Second, Colson repeatedly falls into a false antithesis. Either a Christian is politically active, or they hold to a “privatized faith.” For example, at one point Colson criticizes the “passing-through mindset” of

those who believe they are simply sojourners with loyalties only in the kingdom beyond. They believe that faith is an entirely private matter, and that they are under no obligation to the community or country in which God has placed them ( 280).

Well folks, there is another alternative. One can believe they’re “passing-through” this world (which the New Testament in fact teaches) and that their only loyalty is to the Kingdom of God (which the New Testament also advocates) while embracing a profound “obligation to the community or country in which God has placed them” (which the New Testament also advocates). The question is not whether or not Kingdom people are called to radically affect society, but how. Everything in the New Testament drives home the point that we are to transform society not by thinking we have any special wisdom on how to fix government and run the world, but by simply imitating our Lord and Master. Everything about Jesus’ radical lifestyle, and certainly his death on Calvary, was a radical act of social activism. This is the social activism Christians are to be engaged in.

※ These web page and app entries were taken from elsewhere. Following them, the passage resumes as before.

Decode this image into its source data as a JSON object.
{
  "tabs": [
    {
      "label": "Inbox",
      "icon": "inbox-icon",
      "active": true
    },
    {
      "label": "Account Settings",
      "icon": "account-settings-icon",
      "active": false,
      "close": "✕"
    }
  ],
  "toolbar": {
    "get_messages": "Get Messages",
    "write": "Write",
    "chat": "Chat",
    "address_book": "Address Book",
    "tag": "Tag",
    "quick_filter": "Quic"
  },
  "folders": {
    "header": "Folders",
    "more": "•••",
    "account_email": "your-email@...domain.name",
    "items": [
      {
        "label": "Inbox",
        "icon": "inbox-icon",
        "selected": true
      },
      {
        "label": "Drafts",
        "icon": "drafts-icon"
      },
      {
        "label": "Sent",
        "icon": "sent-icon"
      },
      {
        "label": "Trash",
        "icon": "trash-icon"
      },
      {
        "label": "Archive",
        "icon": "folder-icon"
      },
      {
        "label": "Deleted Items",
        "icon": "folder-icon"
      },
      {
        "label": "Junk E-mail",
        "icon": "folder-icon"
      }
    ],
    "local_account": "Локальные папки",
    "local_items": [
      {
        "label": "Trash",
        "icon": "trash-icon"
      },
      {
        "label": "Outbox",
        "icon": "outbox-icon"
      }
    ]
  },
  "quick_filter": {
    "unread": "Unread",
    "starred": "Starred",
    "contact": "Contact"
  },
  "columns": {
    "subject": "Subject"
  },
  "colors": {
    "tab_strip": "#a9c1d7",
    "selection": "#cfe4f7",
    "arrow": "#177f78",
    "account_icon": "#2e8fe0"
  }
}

I don’t think this means Christians can’t be involved in politics (though some of my Anabaptist friends would disagree). But it certainly means we all (not just clergy!) have to take great care to keep our political involvement distinct from our call to manifest God’s Kingdom. Don’t label your political opinions “Christian”! And it certainly means we should not divide our loyalties and trust between God and our political involvement Our only loyalty, and our total trust, must be in God who sovereignly uses our Jesus-looking acts of sacrificial love to transform the world into a domain over which he reigns: the Kingdom of God.

Saturday, March 1, 2008

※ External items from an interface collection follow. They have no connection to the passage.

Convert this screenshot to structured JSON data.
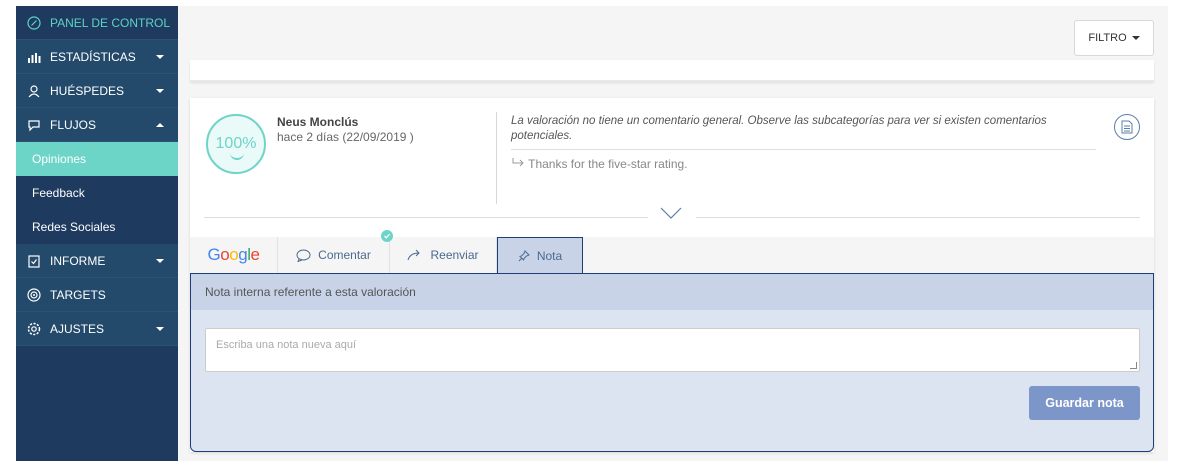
{
  "sidebar": {
    "top": {
      "label": "PANEL DE CONTROL",
      "icon": "compass-icon"
    },
    "items": [
      {
        "label": "ESTADÍSTICAS",
        "icon": "bar-chart-icon",
        "caret": "down"
      },
      {
        "label": "HUÉSPEDES",
        "icon": "user-icon",
        "caret": "down"
      },
      {
        "label": "FLUJOS",
        "icon": "chat-icon",
        "caret": "up"
      }
    ],
    "subitems": [
      "Opiniones",
      "Feedback",
      "Redes Sociales"
    ],
    "items2": [
      {
        "label": "INFORME",
        "icon": "clipboard-icon",
        "caret": "down"
      },
      {
        "label": "TARGETS",
        "icon": "target-icon",
        "caret": ""
      },
      {
        "label": "AJUSTES",
        "icon": "gear-icon",
        "caret": "down"
      }
    ]
  },
  "topbar": {
    "filter_label": "FILTRO"
  },
  "review": {
    "score": "100%",
    "author": "Neus Monclús",
    "date": "hace 2 días (22/09/2019 )",
    "comment": "La valoración no tiene un comentario general. Observe las subcategorías para ver si existen comentarios potenciales.",
    "reply": "Thanks for the five-star rating."
  },
  "tabs": {
    "source": "Google",
    "comment": "Comentar",
    "forward": "Reenviar",
    "note": "Nota"
  },
  "note": {
    "header": "Nota interna referente a esta valoración",
    "placeholder": "Escriba una nota nueva aquí",
    "save_label": "Guardar nota"
  },
  "colors": {
    "sidebar": "#1e3a5f",
    "accent": "#6dd4c8",
    "button": "#7d96c9"
  }
}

Let me tell you about my "Beso"

Hi folks,

I'd like to share with you a little bit about my adorable wife Shelley. It's her birthday today! I affectionately refer to her as "Beso" (pronounced bee-so) because.... actually, I have no idea, but that's been my name for her these last 25 years.

This is Shelley on vacation last summer, basking in the tranquility of the midsummer breeze...she is so BEAUTIFUL!

Shelley and I have been married 28 years. She's the love of my life, my best friend and my partner in ministry. I could not do what I do if it were not for her -- and this isn't just flowery husband talk! Honestly, Shelley is to me what a seeing-eye dog is to a blind person. She's my bridge to the normal world. She's the glue that holds my life together. Among a trillion other things, Shelley schedules all my appointments, reminds me on a moment-by-moment basis where I need to be and constantly provides me with insight on social situations that I, being quasi-autistic, completely lack (I couldn't pick up a social cue if it slapped me in the face!). Even more importantly, Shelley's love for me is a constant source of strength and encouragement. are "the wind beneath my wings."

Shelley doesn't like a lot of fanfare. While she threw me the party of the century for my 50th birthday, Beso simply wanted to go out to a movie for hers. She loves pop-corn and I love Cherry Icees. Isn't she absolutely adorable? How did I get so lucky?

I can't believe how in love I am with my Beso. The way she delights in simple things, the way she perpetually fiddles around the house, the affectionate way she plays with our dogs and the way she so easily gets excited about our lives. She loves and accepts me, just as I am, with all my little idiosyncrasies. I love the history we have together, the family we've raised together, the friends we enjoy together, the ministry we do together and the process of aging we're now experiencing together.

Beso, I simply can't even imagine doing life without you.

Happy Birthday Sweetheart!